We’ve all been there – you’re frustrated and annoyed with your client or co-worker, and you’re just about to boil over. But instead of taking a moment to cool off, you turn to your trusty Twitter account and begin to vent about your frustrations. Then you hit Enter and release all your negative thoughts into the Twittersphere. For a few minutes, you might feel a little bit better having released some tension and begin to go on with your day.
Then you start to get responses from co-workers or peers and you realize maybe you went a little too far expressing your feelings online for everyone to see. You also realize your somewhat-professional Twitter account (everyone has the random Tweet now and then) has turned into more of a personal blog which it totally irrelevant to your followers. Suddenly you become a little less-credible, slightly obnoxious and maybe even a little harsh (considering who or what you’re Twittering about in the first place).
Then there’s the chance that the victim of your frustration Tweet might see it and immediately begin to retaliate on their end. If your comments were directed towards a co-worker, you might face even bigger issues in your office (more companies now-a-days are implementing social media policies in their company handbooks). If your comments were directed towards a specific client – which is just plain dumb – you could be reprimanded by your supervisor and create a problem that threatens your relationship between your business and your client.
We’ve been told for years, look both ways before you cross the road, think before you drink and drive and now with the visibility of social media, it’s time to be just as cautious with your online thoughts.

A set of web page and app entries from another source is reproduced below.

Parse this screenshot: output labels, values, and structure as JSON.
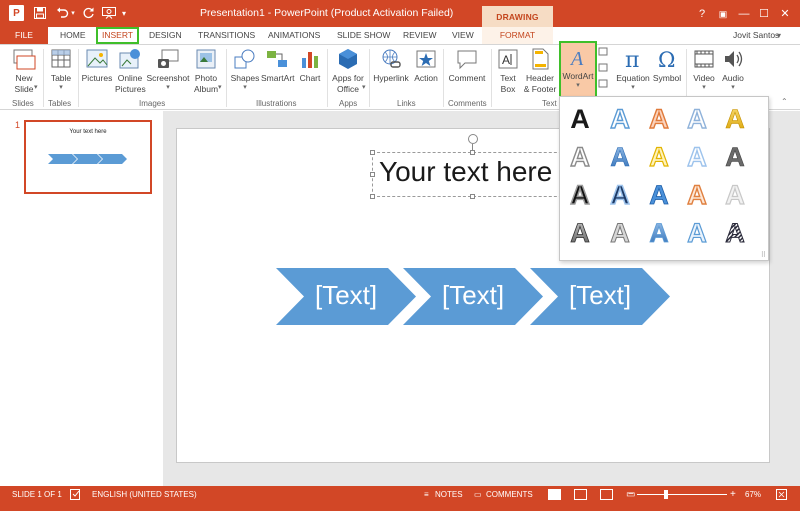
{
  "titlebar": {
    "logo_text": "P",
    "document_title": "Presentation1 - PowerPoint (Product Activation Failed)",
    "contextual_group": "DRAWING TOOLS",
    "help": "?",
    "ribbon_options": "▣",
    "minimize": "—",
    "maximize": "☐",
    "close": "✕"
  },
  "tabs": [
    "FILE",
    "HOME",
    "INSERT",
    "DESIGN",
    "TRANSITIONS",
    "ANIMATIONS",
    "SLIDE SHOW",
    "REVIEW",
    "VIEW",
    "FORMAT"
  ],
  "user": "Jovit Santos",
  "ribbon": {
    "buttons": {
      "new_slide": "New\nSlide",
      "table": "Table",
      "pictures": "Pictures",
      "online_pictures": "Online\nPictures",
      "screenshot": "Screenshot",
      "photo_album": "Photo\nAlbum",
      "shapes": "Shapes",
      "smartart": "SmartArt",
      "chart": "Chart",
      "apps": "Apps for\nOffice",
      "hyperlink": "Hyperlink",
      "action": "Action",
      "comment": "Comment",
      "text_box": "Text\nBox",
      "header_footer": "Header\n& Footer",
      "wordart": "WordArt",
      "equation": "Equation",
      "symbol": "Symbol",
      "video": "Video",
      "audio": "Audio"
    },
    "groups": [
      "Slides",
      "Tables",
      "Images",
      "Illustrations",
      "Apps",
      "Links",
      "Comments",
      "Text"
    ]
  },
  "thumbnail": {
    "number": "1",
    "title": "Your text here"
  },
  "slide": {
    "title": "Your text here",
    "process_items": [
      "[Text]",
      "[Text]",
      "[Text]"
    ]
  },
  "wordart_gallery": {
    "glyph": "A",
    "styles": [
      "black-plain",
      "blue-outline",
      "orange-outline",
      "blue-light-outline",
      "gold-gradient",
      "gray-outline",
      "blue-gradient",
      "gold-outline",
      "blue-pale-outline",
      "gray-dark",
      "black-shadow",
      "black-blue-fill",
      "blue-solid",
      "orange-gradient-outline",
      "gray-pale",
      "gray-bevel",
      "gray-light-bevel",
      "blue-bevel",
      "blue-pale-glow",
      "black-hatched"
    ]
  },
  "statusbar": {
    "slide_info": "SLIDE 1 OF 1",
    "language": "ENGLISH (UNITED STATES)",
    "notes": "NOTES",
    "comments": "COMMENTS",
    "zoom_out": "−",
    "zoom_in": "+",
    "zoom": "67%",
    "zoom_level_percent": 67
  },
  "colors": {
    "accent": "#d24726",
    "highlight": "#3fbf2a",
    "chevron": "#5b9bd5"
  }
}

Next time you find yourself turning to Twitter to express your thoughts, take a few seconds and think about the following criteria:
1. Is this appropriate for my audience?
2. Is this something I’d want to talk about in person?
3. Is this really necessary?
So remember kids, think before you Tweet, and no one gets hurt.